The boron stable isotope ratio is employed to investigate fluid-rock interaction processes in subducting slabs and the slab–mantle interface. Two groups of subduction-related rocks were collected from Syros (Greece): the first group includes high-pressure metamorphic (HPM) rocks, which are interpreted as metamorphosed oceanic crust. They are characterized by prograde mineral assemblages; the second group of samples were collected from reaction zones, which formed in a high-pressure mélange zone and are characterized by the metasomatic formation of hydrous minerals (tourmaline, white mica, glaucophane) and secondary omphacite during exhumation.

Tourmaline and mica show the highest B contents, but in mica-free samples, glaucophane and omphacite control the boron budget. Boron isotope ratios of whole rocks, white mica, glaucophane and omphacite were determined at FIERCE by LA-MC-ICPMS. Published data for tourmaline in these samples are also available.

Group–1 HPM rocks show an average δ11B value of 0 ±5 ‰ (4 samples), which is higher than predicted from oceanic-crust dehydration modelling. This may suggest that published models strongly overestimate boron isotope fractionation in subduction zones, likely caused by erroneous assumptions on the B speciation in dehydration fluids. For the boron isotope fractionation among coexisting minerals we found the following: tourmaline–white mica +13 4 ‰ (3 samples); tourmaline–glaucophane: +11 ±4 ‰ (2); tourmaline–omphacite: +15 ±5 ‰ (5). These values suggest that boron shows the same coordination to oxygen (i.e. tetrahedral) in white mica, glaucophane and omphacite, which contrasts with the dominantly trigonal coordination of B in tourmaline.

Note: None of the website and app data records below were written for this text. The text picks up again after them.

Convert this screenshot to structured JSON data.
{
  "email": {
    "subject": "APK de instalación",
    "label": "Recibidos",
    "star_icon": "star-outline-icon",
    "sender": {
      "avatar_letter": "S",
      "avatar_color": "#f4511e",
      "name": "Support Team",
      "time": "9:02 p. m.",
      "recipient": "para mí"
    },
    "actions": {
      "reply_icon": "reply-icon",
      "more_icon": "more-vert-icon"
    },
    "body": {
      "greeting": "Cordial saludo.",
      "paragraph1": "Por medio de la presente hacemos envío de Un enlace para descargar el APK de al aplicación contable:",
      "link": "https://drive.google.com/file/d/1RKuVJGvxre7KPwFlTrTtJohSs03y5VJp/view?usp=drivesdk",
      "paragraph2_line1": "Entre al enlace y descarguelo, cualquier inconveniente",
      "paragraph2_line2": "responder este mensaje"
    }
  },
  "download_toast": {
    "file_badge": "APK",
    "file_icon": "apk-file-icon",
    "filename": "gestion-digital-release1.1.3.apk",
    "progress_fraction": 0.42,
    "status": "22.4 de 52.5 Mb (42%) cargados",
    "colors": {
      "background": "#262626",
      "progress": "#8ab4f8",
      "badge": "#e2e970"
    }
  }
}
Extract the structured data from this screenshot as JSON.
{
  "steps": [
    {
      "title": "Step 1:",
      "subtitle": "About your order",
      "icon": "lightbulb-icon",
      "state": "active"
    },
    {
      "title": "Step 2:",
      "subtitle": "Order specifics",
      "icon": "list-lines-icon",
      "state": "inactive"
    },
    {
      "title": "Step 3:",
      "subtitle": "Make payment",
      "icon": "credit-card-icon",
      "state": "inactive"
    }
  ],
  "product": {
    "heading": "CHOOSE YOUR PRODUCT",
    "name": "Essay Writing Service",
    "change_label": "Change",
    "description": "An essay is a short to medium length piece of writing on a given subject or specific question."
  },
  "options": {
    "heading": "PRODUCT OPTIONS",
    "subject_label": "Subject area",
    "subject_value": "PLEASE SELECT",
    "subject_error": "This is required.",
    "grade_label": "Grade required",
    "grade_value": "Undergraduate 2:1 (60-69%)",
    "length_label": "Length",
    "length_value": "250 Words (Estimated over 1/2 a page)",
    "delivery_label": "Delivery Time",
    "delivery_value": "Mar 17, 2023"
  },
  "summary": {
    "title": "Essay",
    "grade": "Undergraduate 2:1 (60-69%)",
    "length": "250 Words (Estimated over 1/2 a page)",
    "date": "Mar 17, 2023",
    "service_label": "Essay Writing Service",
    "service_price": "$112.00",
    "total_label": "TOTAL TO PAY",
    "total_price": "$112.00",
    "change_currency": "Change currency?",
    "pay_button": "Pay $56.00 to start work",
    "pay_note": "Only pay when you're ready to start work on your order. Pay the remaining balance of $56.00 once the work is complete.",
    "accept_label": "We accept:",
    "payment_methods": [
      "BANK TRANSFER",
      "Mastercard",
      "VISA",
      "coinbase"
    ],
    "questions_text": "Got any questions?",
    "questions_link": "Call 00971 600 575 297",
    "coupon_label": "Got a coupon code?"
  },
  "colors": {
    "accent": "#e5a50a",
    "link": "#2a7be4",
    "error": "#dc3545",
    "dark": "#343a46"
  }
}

Jie Xu1, Horst Marschall1, Axel Gerdes1
1Institut für Geowissenschaften, Goethe Universität, Frankfurt am Main, Germany;Frankfurt Isotope and Ele ment Research Center (FIERCE), Frankfurt am Main, Germany
GeoMinKöln 2022